*Items from an interface collection:*
----------------

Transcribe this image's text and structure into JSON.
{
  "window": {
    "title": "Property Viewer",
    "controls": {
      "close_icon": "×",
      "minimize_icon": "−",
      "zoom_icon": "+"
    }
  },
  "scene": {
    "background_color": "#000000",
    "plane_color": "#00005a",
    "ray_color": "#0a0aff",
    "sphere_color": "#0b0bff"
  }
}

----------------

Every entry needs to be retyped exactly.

*RESPONSE FOR THIS EXERCISE:*
Transcribe this image's text and structure into JSON.
{
  "window": {
    "title": "Property Viewer",
    "controls": {
      "close_icon": "×",
      "minimize_icon": "−",
      "zoom_icon": "+"
    }
  },
  "scene": {
    "background_color": "#000000",
    "plane_color": "#00005a",
    "ray_color": "#0a0aff",
    "sphere_color": "#0b0bff"
  }
}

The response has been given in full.